- You prefer working with open source frameworks. Ruby on Rails is very appealing, because of its accessibility. If you want to use a constantly updated framework, that’s one of the best choices out there.
- You’re launching a CMS or an e-commerce project. Thanks to the modular system, ROR is a perfect choice for building content management systems and online stores. It has extensive support for batch upload of files — including large media files. So you won’t have a problem managing a big number of similar content blocks.

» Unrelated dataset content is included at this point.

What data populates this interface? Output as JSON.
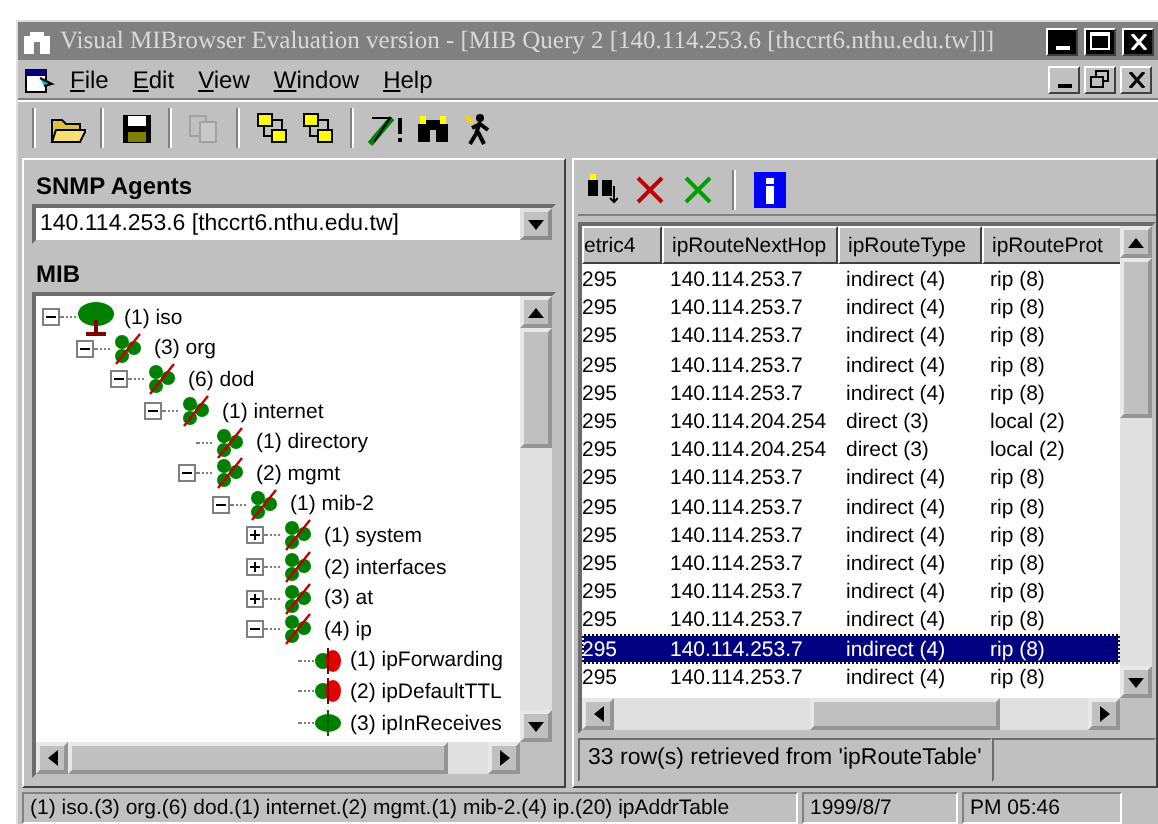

- You need a solution for rapid application development (RAD). The notion of RAD originated from the process of quick prototype testing and implementation. Basically, it’s a type of agile software development methodology that places a huge focus on adaptive development. While Ruby on Rails allows quick changes and covers lots of testing frameworks, it’s one of the best tools for RAD.
Summing it up, Ruby on Rails will work for the backend of virtually any backend projects — unless you’re starting with a very complex functionality, which almost never happens with startups. The framework helped create platforms that generate millions of daily visits, remaining pretty stable on the backend. Plus, the ROR stack can always be expanded with other kinds of programming languages/frameworks that add complexity. We expect to see Ruby on Rails improved in future, with an enriched library and new capabilities. Thanks to open source technology, the changes are constantly being implemented by developers from all over the world.
If you think the framework can be the right addition to your project, you’ll have to start with finding the right specialists. Quite honestly, that might be a problem. As we’ve mentioned before, there’s a shortage of developers with the knowledge of Ruby. So you might consider hiring a professional outsource service that gets you the right team. Not only will you avoid complicated employment procedures, you’ll also have help with post-release maintenance of the project.